Dataset rows describing interfaces:

= Beginning of Section =

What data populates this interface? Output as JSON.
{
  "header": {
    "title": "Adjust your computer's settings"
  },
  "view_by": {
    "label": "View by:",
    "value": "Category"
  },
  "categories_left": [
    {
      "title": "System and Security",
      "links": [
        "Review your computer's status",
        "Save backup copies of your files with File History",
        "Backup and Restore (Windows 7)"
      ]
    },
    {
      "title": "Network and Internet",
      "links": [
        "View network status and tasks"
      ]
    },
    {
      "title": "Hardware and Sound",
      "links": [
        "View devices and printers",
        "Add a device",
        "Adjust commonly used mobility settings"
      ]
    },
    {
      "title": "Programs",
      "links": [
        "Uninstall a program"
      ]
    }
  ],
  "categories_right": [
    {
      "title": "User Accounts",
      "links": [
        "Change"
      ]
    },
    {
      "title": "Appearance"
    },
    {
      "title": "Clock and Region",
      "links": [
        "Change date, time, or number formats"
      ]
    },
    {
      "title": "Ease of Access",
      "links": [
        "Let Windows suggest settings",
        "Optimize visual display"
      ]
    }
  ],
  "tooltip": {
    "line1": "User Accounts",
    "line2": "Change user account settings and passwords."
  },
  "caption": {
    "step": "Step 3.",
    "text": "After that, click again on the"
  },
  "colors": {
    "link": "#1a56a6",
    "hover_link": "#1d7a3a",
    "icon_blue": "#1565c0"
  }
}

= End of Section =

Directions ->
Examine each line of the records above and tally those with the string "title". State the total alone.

Response area ->
9